__PROBLEM TO SOLVE__:
A complete, word-for-word restatement of the entries is needed.

### INPUT RECORDS

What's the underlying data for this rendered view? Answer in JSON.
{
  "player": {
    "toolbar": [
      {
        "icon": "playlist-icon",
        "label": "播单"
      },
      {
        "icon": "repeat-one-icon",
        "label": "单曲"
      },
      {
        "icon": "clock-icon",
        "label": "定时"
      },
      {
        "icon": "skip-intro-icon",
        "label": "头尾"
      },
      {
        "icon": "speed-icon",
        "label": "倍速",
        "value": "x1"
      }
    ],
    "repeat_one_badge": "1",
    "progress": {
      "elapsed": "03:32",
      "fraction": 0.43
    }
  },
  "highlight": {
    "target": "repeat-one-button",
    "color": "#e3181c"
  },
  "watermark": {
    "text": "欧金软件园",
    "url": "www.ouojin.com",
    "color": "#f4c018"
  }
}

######

__RESULT OF THE TASK__:
What's the underlying data for this rendered view? Answer in JSON.
{
  "player": {
    "toolbar": [
      {
        "icon": "playlist-icon",
        "label": "播单"
      },
      {
        "icon": "repeat-one-icon",
        "label": "单曲"
      },
      {
        "icon": "clock-icon",
        "label": "定时"
      },
      {
        "icon": "skip-intro-icon",
        "label": "头尾"
      },
      {
        "icon": "speed-icon",
        "label": "倍速",
        "value": "x1"
      }
    ],
    "repeat_one_badge": "1",
    "progress": {
      "elapsed": "03:32",
      "fraction": 0.43
    }
  },
  "highlight": {
    "target": "repeat-one-button",
    "color": "#e3181c"
  },
  "watermark": {
    "text": "欧金软件园",
    "url": "www.ouojin.com",
    "color": "#f4c018"
  }
}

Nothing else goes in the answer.